Work instruction:
Every line of the entries below that mentions "resources" is to be copied out.

Source records:
******

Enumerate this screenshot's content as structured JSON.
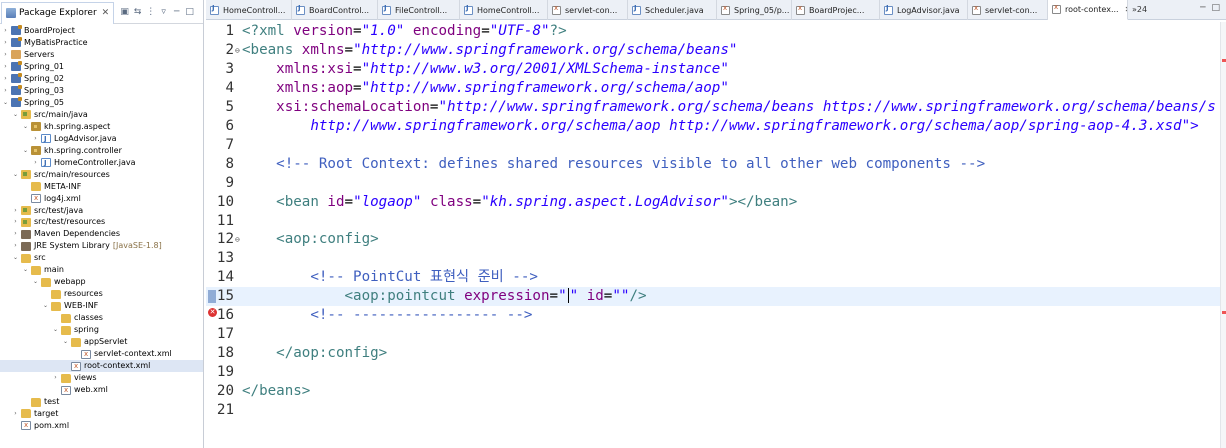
{
  "explorer": {
    "title": "Package Explorer",
    "close": "✕",
    "toolbar": [
      "▣",
      "⇆",
      "⋮",
      "▿",
      "─",
      "□"
    ],
    "items": [
      {
        "label": "BoardProject",
        "depth": 0,
        "arrow": "›",
        "icon": "project"
      },
      {
        "label": "MyBatisPractice",
        "depth": 0,
        "arrow": "›",
        "icon": "project"
      },
      {
        "label": "Servers",
        "depth": 0,
        "arrow": "›",
        "icon": "server"
      },
      {
        "label": "Spring_01",
        "depth": 0,
        "arrow": "›",
        "icon": "project"
      },
      {
        "label": "Spring_02",
        "depth": 0,
        "arrow": "›",
        "icon": "project"
      },
      {
        "label": "Spring_03",
        "depth": 0,
        "arrow": "›",
        "icon": "project"
      },
      {
        "label": "Spring_05",
        "depth": 0,
        "arrow": "⌄",
        "icon": "project"
      },
      {
        "label": "src/main/java",
        "depth": 1,
        "arrow": "⌄",
        "icon": "srcfolder"
      },
      {
        "label": "kh.spring.aspect",
        "depth": 2,
        "arrow": "⌄",
        "icon": "package"
      },
      {
        "label": "LogAdvisor.java",
        "depth": 3,
        "arrow": "›",
        "icon": "java"
      },
      {
        "label": "kh.spring.controller",
        "depth": 2,
        "arrow": "⌄",
        "icon": "package"
      },
      {
        "label": "HomeController.java",
        "depth": 3,
        "arrow": "›",
        "icon": "java"
      },
      {
        "label": "src/main/resources",
        "depth": 1,
        "arrow": "⌄",
        "icon": "srcfolder"
      },
      {
        "label": "META-INF",
        "depth": 2,
        "arrow": "",
        "icon": "folder"
      },
      {
        "label": "log4j.xml",
        "depth": 2,
        "arrow": "",
        "icon": "xml"
      },
      {
        "label": "src/test/java",
        "depth": 1,
        "arrow": "›",
        "icon": "srcfolder"
      },
      {
        "label": "src/test/resources",
        "depth": 1,
        "arrow": "›",
        "icon": "srcfolder"
      },
      {
        "label": "Maven Dependencies",
        "depth": 1,
        "arrow": "›",
        "icon": "lib"
      },
      {
        "label": "JRE System Library",
        "decor": "[JavaSE-1.8]",
        "depth": 1,
        "arrow": "›",
        "icon": "lib"
      },
      {
        "label": "src",
        "depth": 1,
        "arrow": "⌄",
        "icon": "folder"
      },
      {
        "label": "main",
        "depth": 2,
        "arrow": "⌄",
        "icon": "folder"
      },
      {
        "label": "webapp",
        "depth": 3,
        "arrow": "⌄",
        "icon": "folder"
      },
      {
        "label": "resources",
        "depth": 4,
        "arrow": "",
        "icon": "folder"
      },
      {
        "label": "WEB-INF",
        "depth": 4,
        "arrow": "⌄",
        "icon": "folder"
      },
      {
        "label": "classes",
        "depth": 5,
        "arrow": "",
        "icon": "folder"
      },
      {
        "label": "spring",
        "depth": 5,
        "arrow": "⌄",
        "icon": "folder"
      },
      {
        "label": "appServlet",
        "depth": 6,
        "arrow": "⌄",
        "icon": "folder"
      },
      {
        "label": "servlet-context.xml",
        "depth": 7,
        "arrow": "",
        "icon": "xml"
      },
      {
        "label": "root-context.xml",
        "depth": 6,
        "arrow": "",
        "icon": "xml",
        "selected": true
      },
      {
        "label": "views",
        "depth": 5,
        "arrow": "›",
        "icon": "folder"
      },
      {
        "label": "web.xml",
        "depth": 5,
        "arrow": "",
        "icon": "xml"
      },
      {
        "label": "test",
        "depth": 2,
        "arrow": "",
        "icon": "folder"
      },
      {
        "label": "target",
        "depth": 1,
        "arrow": "›",
        "icon": "folder"
      },
      {
        "label": "pom.xml",
        "depth": 1,
        "arrow": "",
        "icon": "xml"
      }
    ]
  },
  "editor": {
    "tabs": [
      {
        "label": "HomeControll...",
        "icon": "java",
        "width": 86
      },
      {
        "label": "BoardControl...",
        "icon": "java",
        "width": 86
      },
      {
        "label": "FileControll...",
        "icon": "java",
        "width": 82
      },
      {
        "label": "HomeControll...",
        "icon": "java",
        "width": 88
      },
      {
        "label": "servlet-con...",
        "icon": "xml",
        "width": 80
      },
      {
        "label": "Scheduler.java",
        "icon": "java",
        "width": 89
      },
      {
        "label": "Spring_05/p...",
        "icon": "xml",
        "width": 75
      },
      {
        "label": "BoardProjec...",
        "icon": "xml",
        "width": 88
      },
      {
        "label": "LogAdvisor.java",
        "icon": "java",
        "width": 88
      },
      {
        "label": "servlet-con...",
        "icon": "xml",
        "width": 80
      },
      {
        "label": "root-contex...",
        "icon": "xml",
        "width": 80,
        "active": true,
        "close": "✕"
      }
    ],
    "overflow": "»24",
    "window_controls": [
      "─",
      "□"
    ],
    "lines": [
      {
        "n": "1",
        "parts": [
          [
            "tag",
            "<?xml "
          ],
          [
            "attr",
            "version"
          ],
          [
            "plain",
            "="
          ],
          [
            "val",
            "\"1.0\""
          ],
          [
            "plain",
            " "
          ],
          [
            "attr",
            "encoding"
          ],
          [
            "plain",
            "="
          ],
          [
            "val",
            "\"UTF-8\""
          ],
          [
            "tag",
            "?>"
          ]
        ]
      },
      {
        "n": "2",
        "fold": "⊖",
        "parts": [
          [
            "tag",
            "<beans "
          ],
          [
            "attr",
            "xmlns"
          ],
          [
            "plain",
            "="
          ],
          [
            "val",
            "\"http://www.springframework.org/schema/beans\""
          ]
        ]
      },
      {
        "n": "3",
        "parts": [
          [
            "plain",
            "    "
          ],
          [
            "attr",
            "xmlns:xsi"
          ],
          [
            "plain",
            "="
          ],
          [
            "val",
            "\"http://www.w3.org/2001/XMLSchema-instance\""
          ]
        ]
      },
      {
        "n": "4",
        "parts": [
          [
            "plain",
            "    "
          ],
          [
            "attr",
            "xmlns:aop"
          ],
          [
            "plain",
            "="
          ],
          [
            "val",
            "\"http://www.springframework.org/schema/aop\""
          ]
        ]
      },
      {
        "n": "5",
        "parts": [
          [
            "plain",
            "    "
          ],
          [
            "attr",
            "xsi:schemaLocation"
          ],
          [
            "plain",
            "="
          ],
          [
            "val",
            "\"http://www.springframework.org/schema/beans https://www.springframework.org/schema/beans/s"
          ]
        ]
      },
      {
        "n": "6",
        "parts": [
          [
            "plain",
            "        "
          ],
          [
            "val",
            "http://www.springframework.org/schema/aop http://www.springframework.org/schema/aop/spring-aop-4.3.xsd\">"
          ]
        ]
      },
      {
        "n": "7",
        "parts": []
      },
      {
        "n": "8",
        "parts": [
          [
            "plain",
            "    "
          ],
          [
            "cmt",
            "<!-- Root Context: defines shared resources visible to all other web components -->"
          ]
        ]
      },
      {
        "n": "9",
        "parts": []
      },
      {
        "n": "10",
        "parts": [
          [
            "plain",
            "    "
          ],
          [
            "tag",
            "<bean "
          ],
          [
            "attr",
            "id"
          ],
          [
            "plain",
            "="
          ],
          [
            "val",
            "\"logaop\""
          ],
          [
            "plain",
            " "
          ],
          [
            "attr",
            "class"
          ],
          [
            "plain",
            "="
          ],
          [
            "val",
            "\"kh.spring.aspect.LogAdvisor\""
          ],
          [
            "tag",
            "></bean>"
          ]
        ]
      },
      {
        "n": "11",
        "parts": []
      },
      {
        "n": "12",
        "fold": "⊖",
        "parts": [
          [
            "plain",
            "    "
          ],
          [
            "tag",
            "<aop:config>"
          ]
        ]
      },
      {
        "n": "13",
        "parts": []
      },
      {
        "n": "14",
        "parts": [
          [
            "plain",
            "        "
          ],
          [
            "cmt",
            "<!-- PointCut 표현식 준비 -->"
          ]
        ]
      },
      {
        "n": "15",
        "current": true,
        "marker": "bookmark",
        "parts": [
          [
            "plain",
            "            "
          ],
          [
            "tag",
            "<aop:pointcut "
          ],
          [
            "attr",
            "expression"
          ],
          [
            "plain",
            "="
          ],
          [
            "val",
            "\""
          ],
          [
            "cursor",
            ""
          ],
          [
            "val",
            "\""
          ],
          [
            "plain",
            " "
          ],
          [
            "attr",
            "id"
          ],
          [
            "plain",
            "="
          ],
          [
            "val",
            "\"\""
          ],
          [
            "tag",
            "/>"
          ]
        ]
      },
      {
        "n": "16",
        "marker": "error",
        "parts": [
          [
            "plain",
            "        "
          ],
          [
            "cmt",
            "<!-- ----------------- -->"
          ]
        ]
      },
      {
        "n": "17",
        "parts": []
      },
      {
        "n": "18",
        "parts": [
          [
            "plain",
            "    "
          ],
          [
            "tag",
            "</aop:config>"
          ]
        ]
      },
      {
        "n": "19",
        "parts": []
      },
      {
        "n": "20",
        "parts": [
          [
            "tag",
            "</beans>"
          ]
        ]
      },
      {
        "n": "21",
        "parts": []
      }
    ]
  }
}
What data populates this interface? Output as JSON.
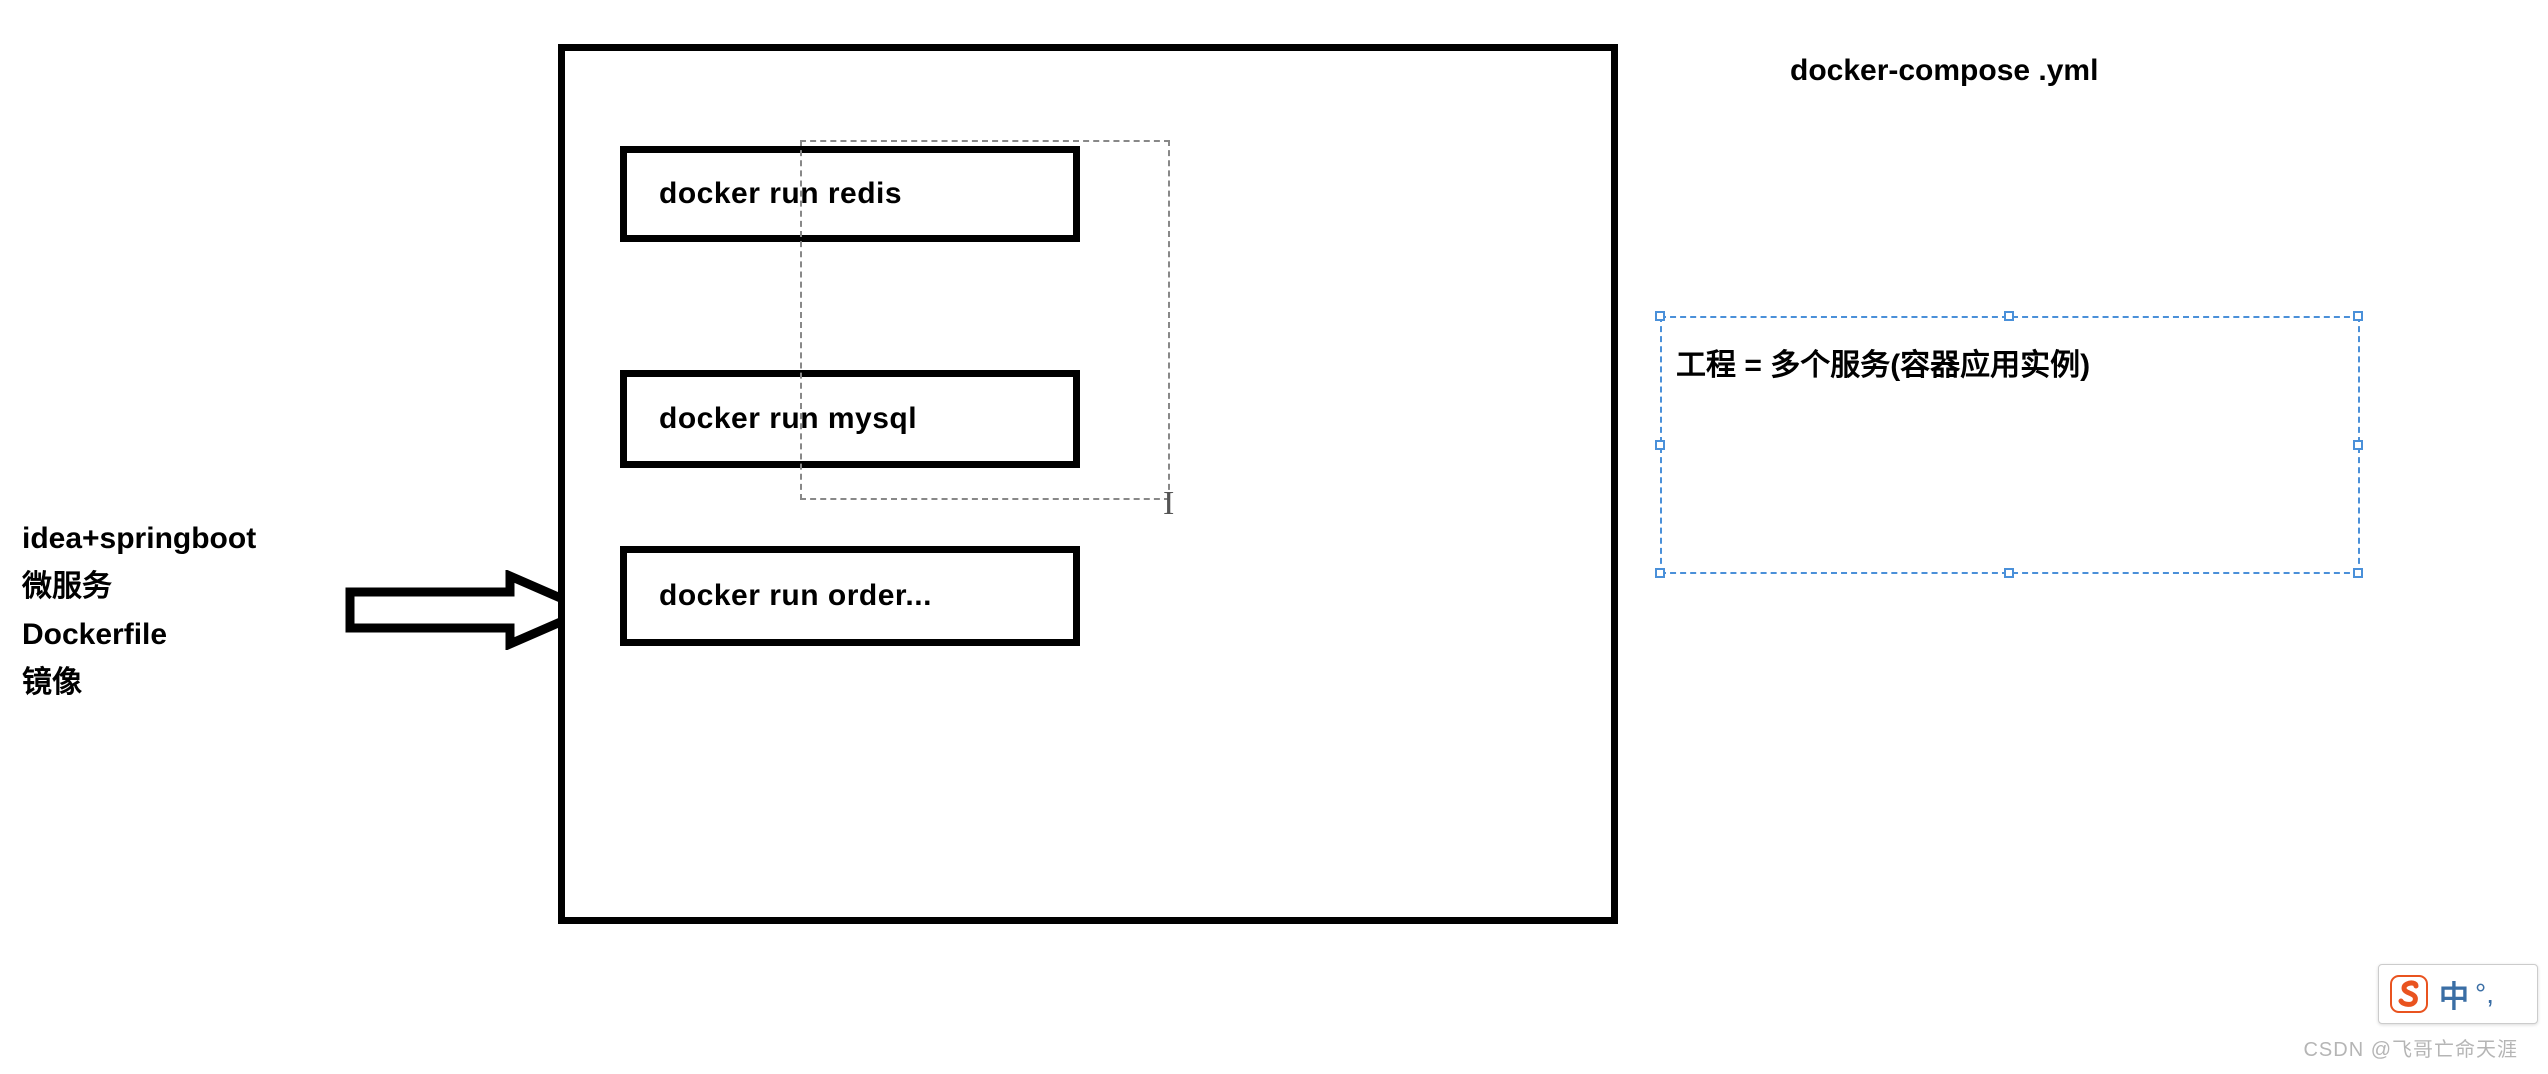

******

Exercise response:
        "label": "src/main/resources",
        "label": "src/test/resources",
        "label": "resources",
            "<!-- Root Context: defines shared resources visible to all other web components -->"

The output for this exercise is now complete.